“The Adequate Award”; Progression of awards; Re-establishing award ceilings; How awards vary by geography; Computing damages - extent of injury, pain and suffering, medical bills, loss of earnings, profits or enjoyment, computing inflation, other damages; The Cutter Case; Big money cases; Adequate award and justice; Key elements of good settlement brochures; Dealing with insurance settlers; The Japanese case; Pre-trial settlement evidence and conferences; When to opt for structured settlements; Constructing accurate economic reports; Knowing when to settle; Computing damages before the jury; The jury’s role in awards; Punitive damages; How a simple letter can bring swift settlement; Awards in personal injury, product liability, breach of warranty, medical malpractice, the future of awards; and more.
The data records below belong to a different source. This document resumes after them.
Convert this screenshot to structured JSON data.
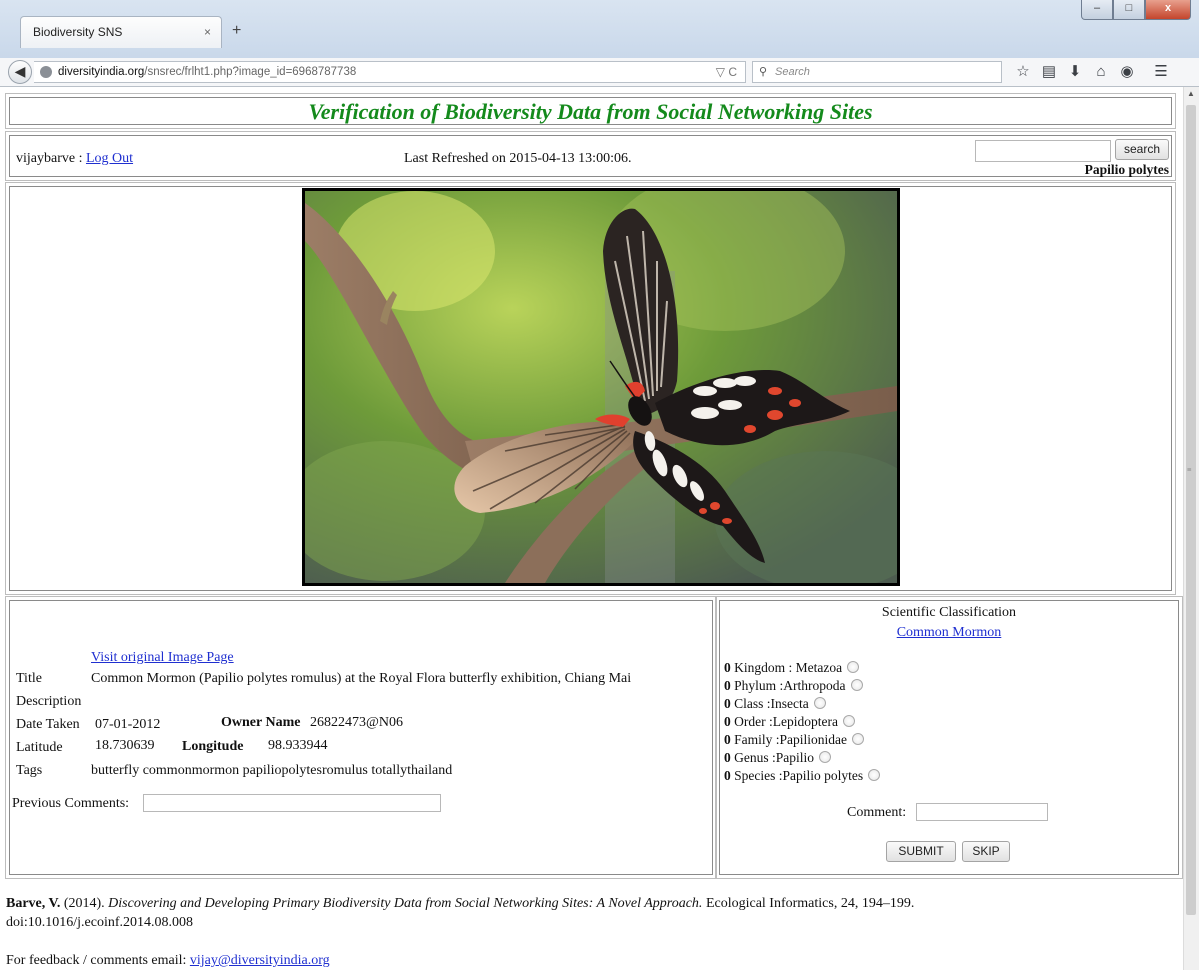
{
  "browser": {
    "tab_title": "Biodiversity SNS",
    "tab_close": "×",
    "new_tab": "+",
    "url_host": "diversityindia.org",
    "url_path": "/snsrec/frlht1.php?image_id=6968787738",
    "url_actions": "▽ C",
    "search_placeholder": "Search",
    "window_buttons": {
      "minimize": "–",
      "maximize": "□",
      "close": "x"
    }
  },
  "header": {
    "title": "Verification of Biodiversity Data from Social Networking Sites",
    "username": "vijaybarve :",
    "logout": "Log Out",
    "last_refreshed": "Last Refreshed on 2015-04-13 13:00:06.",
    "search_button": "search",
    "search_value": "",
    "current_species": "Papilio polytes"
  },
  "photo": {
    "subject": "butterfly-photo"
  },
  "details": {
    "visit_link": "Visit original Image Page",
    "title_label": "Title",
    "title_value": "Common Mormon (Papilio polytes romulus) at the Royal Flora butterfly exhibition, Chiang Mai",
    "description_label": "Description",
    "date_label": "Date Taken",
    "date_value": "07-01-2012",
    "owner_label": "Owner Name",
    "owner_value": "26822473@N06",
    "latitude_label": "Latitude",
    "latitude_value": "18.730639",
    "longitude_label": "Longitude",
    "longitude_value": "98.933944",
    "tags_label": "Tags",
    "tags_value": "butterfly commonmormon papiliopolytesromulus totallythailand",
    "prev_comments_label": "Previous Comments:",
    "prev_comments_value": ""
  },
  "classification": {
    "heading": "Scientific Classification",
    "common_name": "Common Mormon",
    "ranks": [
      {
        "count": "0",
        "label": "Kingdom : Metazoa"
      },
      {
        "count": "0",
        "label": "Phylum :Arthropoda"
      },
      {
        "count": "0",
        "label": "Class :Insecta"
      },
      {
        "count": "0",
        "label": "Order :Lepidoptera"
      },
      {
        "count": "0",
        "label": "Family :Papilionidae"
      },
      {
        "count": "0",
        "label": "Genus :Papilio"
      },
      {
        "count": "0",
        "label": "Species :Papilio polytes"
      }
    ],
    "comment_label": "Comment:",
    "submit": "SUBMIT",
    "skip": "SKIP"
  },
  "footer": {
    "author": "Barve, V.",
    "year": " (2014). ",
    "paper_title": "Discovering and Developing Primary Biodiversity Data from Social Networking Sites: A Novel Approach.",
    "journal": " Ecological Informatics, 24, 194–199.",
    "doi": "doi:10.1016/j.ecoinf.2014.08.008",
    "feedback_label": "For feedback / comments email: ",
    "email": "vijay@diversityindia.org"
  },
  "colors": {
    "title_green": "#148a1c",
    "link_blue": "#1f2fd0"
  }
}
Why people come to lawyers; The true purpose of law; The lawyer’s role as a citizen; The lawyer’s obligation to his client; Dealing with publicity and fame; Within the boundaries of good taste and judgement; “Ringing the bells”; Why to always defend “the little guy”; Recognizing the right causes; The ethics of self-promotion; Balancing flamboyance and legal acumen; Advantages of membership in legal groups; The lawyer’s role in community service; When to decline a case because of bad ethics; When ethics supersedes profit; Dealing with ethics boards; The value of good media relations; Ethics of the attorney-client relationship; Unethical things a lawyer should never do; Ethical traps to be aware of; Ethics and legal malpractice; How a lawyer can best serve the legal profession; The flowering of American jurisprudence; and more.